INSTITUTO DE INVESTIGACIONES EN CIENCIAS AGRARIAS DE ROSARIO
Unidad Ejecutora - UE
Management options for reducing maize yield gaps in contrasting sowing dates
BORRÁS, LUCAS; GALLO, SANTIAGO; BORRÁS, LUCAS; GALLO, SANTIAGO; GARIBALDI, LUCAS A.; GAMBIN, BRENDA L.; GARIBALDI, LUCAS A.; GAMBIN, BRENDA L.; VITANTONIO-MAZZINI, LUCAS N.; PÉREZ, DIEGO H.; VITANTONIO-MAZZINI, LUCAS N.; PÉREZ, DIEGO H.
FIELD CROPS RESEARCH
ELSEVIER SCIENCE BV
Año: 2020 vol. 251
Optimizing grain production implies defining the best management practices for a set of particular environments. Argentinean farmers in the central temperate region are sowing maize at two contrasting sowing dates (September to October and December), exposing their crops to very different growing environments. We tested the influence of management and environmental variables affecting maize yield at early (ES) or late (LS) sowings. Our objectives were to (i) determine the most relevant management and environmental yield predictors for ES and LS, (ii) quantify the magnitude of their effects, and (iii) explore potential yield increments after optimizing crop management within each sowing. We conducted 91 on-farm multi-environment trials during six years (2010?2016) around the central temperate region, and analyzed 13 management and environmental variables. The most relevant environmental predictors (relative importance > 0.50) for both sowing dates included presence of a water table at sowing, rainfall during the crop cycle, and their interactions.
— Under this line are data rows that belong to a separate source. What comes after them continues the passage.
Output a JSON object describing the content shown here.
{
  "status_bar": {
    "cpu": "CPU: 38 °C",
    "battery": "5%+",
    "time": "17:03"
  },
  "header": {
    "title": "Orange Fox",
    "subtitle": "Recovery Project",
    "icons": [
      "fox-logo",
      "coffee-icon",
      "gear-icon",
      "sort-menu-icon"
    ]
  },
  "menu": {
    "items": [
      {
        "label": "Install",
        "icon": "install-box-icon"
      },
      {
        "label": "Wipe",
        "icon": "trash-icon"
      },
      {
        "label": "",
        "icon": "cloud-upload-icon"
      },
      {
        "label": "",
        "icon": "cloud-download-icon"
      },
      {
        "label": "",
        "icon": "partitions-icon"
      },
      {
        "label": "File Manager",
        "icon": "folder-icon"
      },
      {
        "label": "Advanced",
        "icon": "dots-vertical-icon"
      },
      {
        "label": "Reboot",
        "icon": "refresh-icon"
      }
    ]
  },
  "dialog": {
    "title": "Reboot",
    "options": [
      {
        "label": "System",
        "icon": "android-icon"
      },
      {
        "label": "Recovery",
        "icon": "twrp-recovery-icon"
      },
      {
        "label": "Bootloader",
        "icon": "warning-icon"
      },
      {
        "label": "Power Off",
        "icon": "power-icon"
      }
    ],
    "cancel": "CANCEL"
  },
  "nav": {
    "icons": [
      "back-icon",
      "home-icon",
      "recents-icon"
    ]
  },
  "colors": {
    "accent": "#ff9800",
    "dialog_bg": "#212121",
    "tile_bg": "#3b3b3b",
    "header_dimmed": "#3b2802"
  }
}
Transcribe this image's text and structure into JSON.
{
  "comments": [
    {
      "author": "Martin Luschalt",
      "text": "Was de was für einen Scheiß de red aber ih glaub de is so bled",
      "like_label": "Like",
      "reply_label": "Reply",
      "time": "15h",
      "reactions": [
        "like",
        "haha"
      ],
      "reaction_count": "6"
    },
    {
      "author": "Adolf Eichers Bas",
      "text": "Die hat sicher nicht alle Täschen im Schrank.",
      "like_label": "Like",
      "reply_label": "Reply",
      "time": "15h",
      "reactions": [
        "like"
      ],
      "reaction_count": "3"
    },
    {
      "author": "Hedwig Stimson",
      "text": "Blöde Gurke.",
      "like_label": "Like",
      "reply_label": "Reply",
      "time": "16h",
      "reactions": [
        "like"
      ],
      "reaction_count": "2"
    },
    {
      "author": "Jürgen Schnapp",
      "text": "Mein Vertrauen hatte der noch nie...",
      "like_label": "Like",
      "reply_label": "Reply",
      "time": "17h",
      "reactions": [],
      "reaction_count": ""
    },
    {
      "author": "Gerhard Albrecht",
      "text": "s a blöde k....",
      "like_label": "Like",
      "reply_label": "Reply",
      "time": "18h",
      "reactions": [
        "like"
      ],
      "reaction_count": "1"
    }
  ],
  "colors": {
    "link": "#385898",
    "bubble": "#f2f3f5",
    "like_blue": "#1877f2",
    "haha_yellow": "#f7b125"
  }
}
Presence of a water table had a positive or negative effect for ES or LS, respectively. Management yield predictors varied depending on the sowing date. Stand density, N and S availability were important yield predictors at ES, while fungicide use, soil P, and N availability were the most relevant ones at LS. Farmers can increase yield at each sowing date by optimizing these management practices. Optimizing stand density and N availability in ES can have a ∼3,053 kg ha−1 effect, while fungicide use in LS can increase yield by ∼1040 kg ha−1. Determining the adequate sowing date based on the presence of a water table at sowing can have a ∼1000 kg ha−1 effect. Our results described specific management options for reducing yield gaps and optimize maize production across contrasting sowing dates.